we have never viewed our work and our philanthropy in terms of C3 versus C4. If we want to attack an issue, we will do whatever it takes. … [W]e grew to be so large in terms of our appetite for change in our policy areas that it just became cumbersome to have a C3 group on one side and a C4 group on the other. … Why don’t we have one conversation?
As long as there are only a handful of LLCs like Arnold Enterprises, we may not notice the threat posed by this assumption. But this is what she’s implying: if one’s “appetite for change” becomes large enough (and whose isn’t), why not just circumvent the array of institutions through which Americans have traditionally pursued change, and just “do whatever it takes”? Classifications like (c)(3) and (c)(4) only get in the way of our appetite, with their niggling and constraining guidelines and regulations. Rather than play by the rules others must follow—possibly because their appetite for change isn’t matched by their treasure—let’s just go directly for what we want, and let our lawyers and accountants sort out the billing after the fact.
As much as I share her disdain for bureaucratic strictures, in this instance, she displays something of a “laws are made for little people” attitude. The rules governing activities that can be legally pursued by (c)(3), (c)(4), and other tax entities exist because they are ways we’ve chosen, as a democracy, to encourage and channel charitable giving and political activism. The legal reporting required for these categories, as annoying as it is, is how our democracy ensures that giving and political activity remain visible and accountable to the public. (It’s also the way politics and charity are meant to be kept separate and distinct, by the way.) Insofar as the LLC form allows donors to treat the categories as just so many rooms for a tiresome accounting game of hide-and-seek—the view that Arnold seems to take here—we may come to regret the growing popularity of that form among those with the largest appetites for change.
Arnold concludes her defense of the LLC form by expounding upon her notion of “one conversation.” She wants to “tackle these systemic dysfunctions in criminal justice,” for instance, and that will demand advocacy, research, collaboration with local governments, and legislative work. “All of these things have to work in tandem. We can’t have 10 different conversations. We can have one conversation.”
Her notion of “one conversation” is the final confirmation that Arnold is an impatient reformer, in the best tradition of progressive reform. As noted, the original progressives too viewed their opposition as hopelessly benighted creatures of entrenched self-interest. And they too had contempt for complicated legal arrangements: our system of separation of powers, checks and balances, and federalist dispersion of power were all regarded as mere inconveniences—obstructions to carrying out the unified vision of the public good that progressive expertise had made attainable. Why have scores of different conversations in all these complex and diverse constitutional and legal venues when we can have one conversation, centered around an objective view of the public interest enabled by philanthropy’s detached, superior perspective?

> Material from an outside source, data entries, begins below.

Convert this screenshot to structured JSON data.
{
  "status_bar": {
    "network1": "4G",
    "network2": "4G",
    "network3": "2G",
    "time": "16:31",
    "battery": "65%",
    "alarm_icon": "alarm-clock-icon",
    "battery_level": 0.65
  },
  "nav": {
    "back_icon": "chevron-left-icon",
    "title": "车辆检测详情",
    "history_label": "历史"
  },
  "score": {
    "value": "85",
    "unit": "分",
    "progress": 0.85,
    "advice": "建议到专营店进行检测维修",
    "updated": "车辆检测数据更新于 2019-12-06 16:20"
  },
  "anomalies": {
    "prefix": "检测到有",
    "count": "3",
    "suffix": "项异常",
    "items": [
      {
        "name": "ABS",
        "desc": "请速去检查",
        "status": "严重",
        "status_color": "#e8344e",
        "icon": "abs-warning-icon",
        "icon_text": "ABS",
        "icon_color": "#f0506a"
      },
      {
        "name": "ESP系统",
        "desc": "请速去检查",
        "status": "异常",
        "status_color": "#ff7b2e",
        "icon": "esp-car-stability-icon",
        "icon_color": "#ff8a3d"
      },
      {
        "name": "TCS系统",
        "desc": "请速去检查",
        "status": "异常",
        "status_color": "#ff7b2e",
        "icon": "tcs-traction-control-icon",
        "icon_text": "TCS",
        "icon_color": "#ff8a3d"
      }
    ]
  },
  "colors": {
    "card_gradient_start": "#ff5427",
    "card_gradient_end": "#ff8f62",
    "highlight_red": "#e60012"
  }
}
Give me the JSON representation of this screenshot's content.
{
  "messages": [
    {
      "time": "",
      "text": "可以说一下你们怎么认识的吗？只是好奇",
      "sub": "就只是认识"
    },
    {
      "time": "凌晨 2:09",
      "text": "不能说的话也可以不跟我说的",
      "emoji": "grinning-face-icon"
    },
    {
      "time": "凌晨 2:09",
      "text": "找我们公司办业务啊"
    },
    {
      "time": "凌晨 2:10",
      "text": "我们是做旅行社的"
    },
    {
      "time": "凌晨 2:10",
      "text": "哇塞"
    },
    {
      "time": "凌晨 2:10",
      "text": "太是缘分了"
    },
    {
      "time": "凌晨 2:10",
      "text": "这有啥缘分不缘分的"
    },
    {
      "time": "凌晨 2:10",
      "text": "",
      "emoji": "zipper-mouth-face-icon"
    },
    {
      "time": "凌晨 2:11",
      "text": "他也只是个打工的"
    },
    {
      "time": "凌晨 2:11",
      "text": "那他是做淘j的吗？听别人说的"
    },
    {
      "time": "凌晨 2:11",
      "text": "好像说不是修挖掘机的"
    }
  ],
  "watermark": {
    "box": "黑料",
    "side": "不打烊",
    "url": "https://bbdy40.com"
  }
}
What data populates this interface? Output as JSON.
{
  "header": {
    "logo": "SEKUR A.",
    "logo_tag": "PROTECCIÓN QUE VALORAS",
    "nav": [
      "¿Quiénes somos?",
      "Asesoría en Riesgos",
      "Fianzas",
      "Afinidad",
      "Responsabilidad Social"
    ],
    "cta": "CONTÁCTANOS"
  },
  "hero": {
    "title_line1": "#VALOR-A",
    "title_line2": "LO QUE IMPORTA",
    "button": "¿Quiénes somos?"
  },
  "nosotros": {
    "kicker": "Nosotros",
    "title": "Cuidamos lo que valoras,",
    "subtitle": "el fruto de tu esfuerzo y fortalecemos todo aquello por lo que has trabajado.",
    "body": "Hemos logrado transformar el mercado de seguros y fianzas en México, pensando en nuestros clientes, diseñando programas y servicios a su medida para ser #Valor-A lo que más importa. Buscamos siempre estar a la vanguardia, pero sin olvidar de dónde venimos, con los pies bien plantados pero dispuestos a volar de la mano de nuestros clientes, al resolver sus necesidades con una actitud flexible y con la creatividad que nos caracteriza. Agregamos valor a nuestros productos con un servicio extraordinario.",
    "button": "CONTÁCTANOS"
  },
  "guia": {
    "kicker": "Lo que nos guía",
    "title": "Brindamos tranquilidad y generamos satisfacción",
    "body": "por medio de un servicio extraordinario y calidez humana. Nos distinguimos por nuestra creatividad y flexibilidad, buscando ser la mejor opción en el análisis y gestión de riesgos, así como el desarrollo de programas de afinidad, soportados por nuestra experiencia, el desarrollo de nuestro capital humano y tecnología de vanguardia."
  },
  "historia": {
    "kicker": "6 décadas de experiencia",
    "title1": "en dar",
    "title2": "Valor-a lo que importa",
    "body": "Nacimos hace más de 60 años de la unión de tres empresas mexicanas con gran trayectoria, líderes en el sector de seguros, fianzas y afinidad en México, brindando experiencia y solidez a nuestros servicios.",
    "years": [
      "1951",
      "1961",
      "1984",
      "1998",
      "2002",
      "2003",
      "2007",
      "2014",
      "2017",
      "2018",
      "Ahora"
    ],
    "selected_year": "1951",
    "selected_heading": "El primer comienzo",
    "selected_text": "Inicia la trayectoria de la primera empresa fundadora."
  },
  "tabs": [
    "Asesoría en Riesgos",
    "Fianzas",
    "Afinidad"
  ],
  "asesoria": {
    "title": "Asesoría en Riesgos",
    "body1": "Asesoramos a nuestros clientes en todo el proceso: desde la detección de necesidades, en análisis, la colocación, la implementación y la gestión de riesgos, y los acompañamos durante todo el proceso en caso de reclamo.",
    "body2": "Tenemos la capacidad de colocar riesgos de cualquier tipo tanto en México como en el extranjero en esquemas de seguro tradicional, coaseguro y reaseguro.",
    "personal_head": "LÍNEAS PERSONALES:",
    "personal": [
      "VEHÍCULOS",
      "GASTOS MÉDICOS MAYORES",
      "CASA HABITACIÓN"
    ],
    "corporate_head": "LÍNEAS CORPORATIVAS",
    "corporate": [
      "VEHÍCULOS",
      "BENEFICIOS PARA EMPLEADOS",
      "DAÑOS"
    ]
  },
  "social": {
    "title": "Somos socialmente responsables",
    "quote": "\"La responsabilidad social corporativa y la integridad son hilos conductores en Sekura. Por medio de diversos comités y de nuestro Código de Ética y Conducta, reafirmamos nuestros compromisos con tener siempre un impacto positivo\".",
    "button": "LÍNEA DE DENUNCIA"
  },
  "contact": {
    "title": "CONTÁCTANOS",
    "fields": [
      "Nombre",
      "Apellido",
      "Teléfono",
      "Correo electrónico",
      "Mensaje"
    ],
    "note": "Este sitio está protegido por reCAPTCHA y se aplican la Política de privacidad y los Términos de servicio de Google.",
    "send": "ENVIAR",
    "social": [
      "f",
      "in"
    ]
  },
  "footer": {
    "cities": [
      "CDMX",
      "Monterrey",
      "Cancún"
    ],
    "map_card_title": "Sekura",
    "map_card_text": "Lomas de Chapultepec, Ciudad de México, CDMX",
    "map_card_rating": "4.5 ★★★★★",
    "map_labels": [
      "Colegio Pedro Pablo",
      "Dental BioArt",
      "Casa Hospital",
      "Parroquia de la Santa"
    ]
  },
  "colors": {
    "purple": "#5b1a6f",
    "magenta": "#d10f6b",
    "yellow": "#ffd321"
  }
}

Of course, given the profound sense of self-assurance possessed by Arnold and her historical predecessors, “one conversation” tends to turn into one long, insufferably smug monologue. Our current system of many conversations, conducted in a great variety of venues according to different sets of rules, ensures that other, less well-endowed voices are heard—without the say-so of our philanthropic betters.